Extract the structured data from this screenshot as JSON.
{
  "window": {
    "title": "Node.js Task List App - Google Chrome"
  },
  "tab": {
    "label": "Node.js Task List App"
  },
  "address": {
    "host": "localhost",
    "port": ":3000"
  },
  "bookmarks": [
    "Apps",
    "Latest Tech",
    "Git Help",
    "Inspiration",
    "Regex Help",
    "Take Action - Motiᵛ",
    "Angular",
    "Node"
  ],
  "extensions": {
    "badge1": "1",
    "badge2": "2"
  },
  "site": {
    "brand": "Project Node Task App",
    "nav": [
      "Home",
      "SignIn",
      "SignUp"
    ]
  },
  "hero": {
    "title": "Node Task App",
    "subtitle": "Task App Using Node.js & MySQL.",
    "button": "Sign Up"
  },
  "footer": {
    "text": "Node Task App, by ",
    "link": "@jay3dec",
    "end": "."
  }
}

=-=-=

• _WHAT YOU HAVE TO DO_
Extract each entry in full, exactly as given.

• _THE COMPLETED TASK_
Extract the structured data from this screenshot as JSON.
{
  "window": {
    "title": "Node.js Task List App - Google Chrome"
  },
  "tab": {
    "label": "Node.js Task List App"
  },
  "address": {
    "host": "localhost",
    "port": ":3000"
  },
  "bookmarks": [
    "Apps",
    "Latest Tech",
    "Git Help",
    "Inspiration",
    "Regex Help",
    "Take Action - Motiᵛ",
    "Angular",
    "Node"
  ],
  "extensions": {
    "badge1": "1",
    "badge2": "2"
  },
  "site": {
    "brand": "Project Node Task App",
    "nav": [
      "Home",
      "SignIn",
      "SignUp"
    ]
  },
  "hero": {
    "title": "Node Task App",
    "subtitle": "Task App Using Node.js & MySQL.",
    "button": "Sign Up"
  },
  "footer": {
    "text": "Node Task App, by ",
    "link": "@jay3dec",
    "end": "."
  }
}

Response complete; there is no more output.